Recently I saw a plaintive tweet from @SalCan, Director of Product at Ziff Davis, asking “Where can I buy a Cree T8 LED?” Apparently there were none to be had. Strange, I thought — Cree just introduced them, and there initially seemed to be lots in my local Home Depot.
Now the reason behind the missing LED T8s is clear: Yesterday Cree voluntarily recalled the tube lamps because of a potential fire hazard:
“Electrical resistance between the spring contact and the printed circuit board (PCB) may cause over-heating due to electrical arcing. The printed circuit board can overheat and cause the LED T8 lamp to melt, posing fire and burn hazards.”
Well, this is interesting. Cree uses connectors quite a bit in its LED lights, likely because they are more reliable and work better in an automated assembly line. What’s the problem with the T8 lamps?
This is just a mere guess at this point, but it may have to do with the fact that, being a T8 replacement lamp, the LED lamp must work with the fluorescent fixture’s existing ballast. (T8 retrofit lamps require that the ballast be removed and the fixture direct-wired to the ac mains; the LED lamp’s internal driver handles all the power conversion.) With instant-start ballasts, which the Cree LED T8 lamp is compatible with, the ballast first applies a high (~600V) voltage to initiate the discharge arc. Perhaps for this particular spring connector, the high momentary voltage, under the right conditions, proved to be too much.
Here’s a photo of the spring clip connector and the pc board in the recalled lamp:
Cree estimated the number of lamps involved to be about 700,000; while they just recently went on sale at Home Depot to the consumer market last month, they have been sold through commercial channels since last fall.

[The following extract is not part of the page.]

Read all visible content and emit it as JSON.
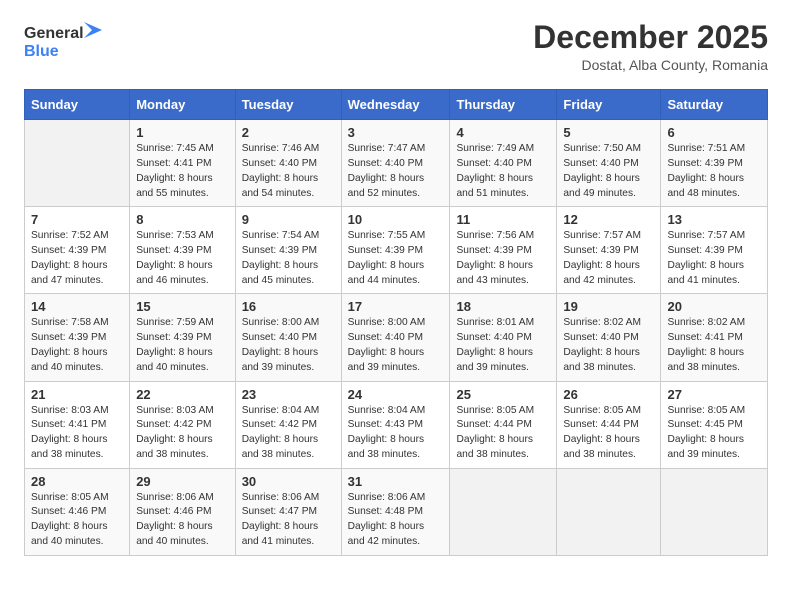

Kudos to Cree for taking the initiative and pro-actively issuing the recall.